“As perverse as all this has been, he’s where he wanted to be,” James Mayfield said. “He’s living his dream. If he had to do it all over again, he’d do it, with the same outcome.”

Appalachian State announces five-year extension for head coach Scott Satterfield

Scott Satterfield
Associated Press

One day after it was revealed its head coach was the second-lowest paid in college football, Appalachian State announced a five-year contract extension for head coach Scott Satterfield.

“We have the right coach leading our football program in Scott Satterfield,” Appalachian State AD Doug Gillin said in a statement. “In nearly three years as head coach, he has stayed true to his convictions, built the program the right way and set Appalachian State football up for sustainable success both in the Sun Belt Conference and at the national level.”

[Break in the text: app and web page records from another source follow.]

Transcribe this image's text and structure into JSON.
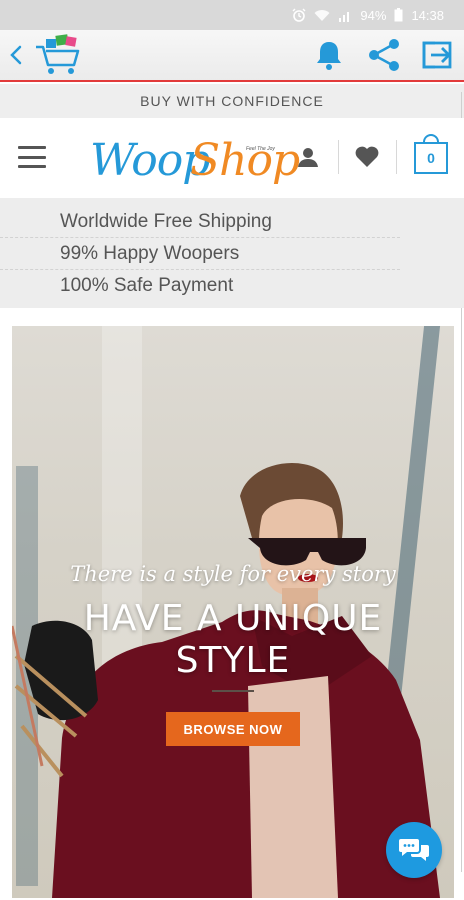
{
  "status_bar": {
    "battery": "94%",
    "time": "14:38",
    "icons": [
      "alarm-icon",
      "wifi-icon",
      "signal-icon",
      "battery-icon"
    ]
  },
  "app_bar": {
    "icons": [
      "back-arrow-icon",
      "shopping-cart-logo-icon",
      "bell-icon",
      "share-icon",
      "exit-icon"
    ],
    "accent_color": "#2599d8",
    "border_color": "#e23b3b"
  },
  "confidence_banner": "BUY WITH CONFIDENCE",
  "site_header": {
    "brand_part1": "Woop",
    "brand_part2": "Shop",
    "brand_tagline": "Feel The Joy",
    "brand_colors": [
      "#2599d8",
      "#f08a24"
    ],
    "cart_count": "0",
    "icons": [
      "menu-icon",
      "user-icon",
      "heart-icon",
      "cart-bag-icon"
    ]
  },
  "benefits": [
    "Worldwide Free Shipping",
    "99% Happy Woopers",
    "100% Safe Payment"
  ],
  "hero": {
    "script_line": "There is a style for every story",
    "title_line1": "HAVE A UNIQUE",
    "title_line2": "STYLE",
    "button_label": "BROWSE NOW",
    "button_color": "#e5671d"
  },
  "chat": {
    "icon": "chat-bubbles-icon",
    "color": "#1e9ae0"
  }
}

Satterfield had earned $375,000 annually, ahead of only Louisiana-Monroe’s Todd Berry at $360,000 a year.

Satterfield, 42, is 14-14 in his third season at the Boone, N.C., school. He led the Mountaineers to a 7-5 mark in their debut Sun Belt season, and has the club at 3-1 to start the 2015 campaign.

“It’s exciting for my family and me to know that we’re going to be at Appalachian for the foreseeable future,” Satterfield added. “I’m living a dream by being the head coach at my alma mater and can’t wait to continue to work hard to help this program reach heights that it has never reached before.”